TRY IT: Where an entry contains an image, skip the image and print the rest exactly.

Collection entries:
________________________________________
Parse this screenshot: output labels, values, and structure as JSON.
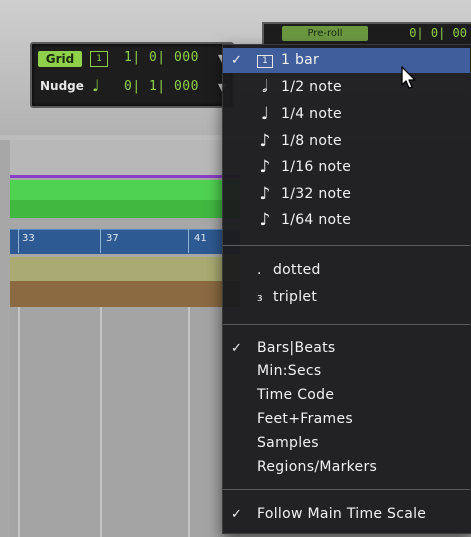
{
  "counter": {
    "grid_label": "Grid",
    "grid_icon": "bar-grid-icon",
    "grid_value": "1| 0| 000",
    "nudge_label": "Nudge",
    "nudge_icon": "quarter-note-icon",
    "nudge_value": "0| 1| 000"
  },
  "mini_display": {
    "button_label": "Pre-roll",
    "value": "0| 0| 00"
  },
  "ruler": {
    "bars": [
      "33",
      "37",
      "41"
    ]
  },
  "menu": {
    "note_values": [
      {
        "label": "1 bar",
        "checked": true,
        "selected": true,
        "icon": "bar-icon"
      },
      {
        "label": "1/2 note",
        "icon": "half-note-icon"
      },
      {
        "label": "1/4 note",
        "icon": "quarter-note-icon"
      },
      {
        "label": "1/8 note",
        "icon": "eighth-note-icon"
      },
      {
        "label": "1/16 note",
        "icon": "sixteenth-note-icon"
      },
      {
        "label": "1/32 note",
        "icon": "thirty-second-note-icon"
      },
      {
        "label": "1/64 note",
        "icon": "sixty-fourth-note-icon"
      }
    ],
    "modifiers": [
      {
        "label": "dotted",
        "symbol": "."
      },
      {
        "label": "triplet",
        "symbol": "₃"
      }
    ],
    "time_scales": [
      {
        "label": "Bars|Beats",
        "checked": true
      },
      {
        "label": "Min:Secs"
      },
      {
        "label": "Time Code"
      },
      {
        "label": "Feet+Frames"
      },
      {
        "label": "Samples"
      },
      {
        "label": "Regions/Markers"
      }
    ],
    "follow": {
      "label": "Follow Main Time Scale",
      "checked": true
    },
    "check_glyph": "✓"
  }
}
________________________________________
SOLUTION TO THIS PROBLEM:
Parse this screenshot: output labels, values, and structure as JSON.
{
  "counter": {
    "grid_label": "Grid",
    "grid_icon": "bar-grid-icon",
    "grid_value": "1| 0| 000",
    "nudge_label": "Nudge",
    "nudge_icon": "quarter-note-icon",
    "nudge_value": "0| 1| 000"
  },
  "mini_display": {
    "button_label": "Pre-roll",
    "value": "0| 0| 00"
  },
  "ruler": {
    "bars": [
      "33",
      "37",
      "41"
    ]
  },
  "menu": {
    "note_values": [
      {
        "label": "1 bar",
        "checked": true,
        "selected": true,
        "icon": "bar-icon"
      },
      {
        "label": "1/2 note",
        "icon": "half-note-icon"
      },
      {
        "label": "1/4 note",
        "icon": "quarter-note-icon"
      },
      {
        "label": "1/8 note",
        "icon": "eighth-note-icon"
      },
      {
        "label": "1/16 note",
        "icon": "sixteenth-note-icon"
      },
      {
        "label": "1/32 note",
        "icon": "thirty-second-note-icon"
      },
      {
        "label": "1/64 note",
        "icon": "sixty-fourth-note-icon"
      }
    ],
    "modifiers": [
      {
        "label": "dotted",
        "symbol": "."
      },
      {
        "label": "triplet",
        "symbol": "₃"
      }
    ],
    "time_scales": [
      {
        "label": "Bars|Beats",
        "checked": true
      },
      {
        "label": "Min:Secs"
      },
      {
        "label": "Time Code"
      },
      {
        "label": "Feet+Frames"
      },
      {
        "label": "Samples"
      },
      {
        "label": "Regions/Markers"
      }
    ],
    "follow": {
      "label": "Follow Main Time Scale",
      "checked": true
    },
    "check_glyph": "✓"
  }
}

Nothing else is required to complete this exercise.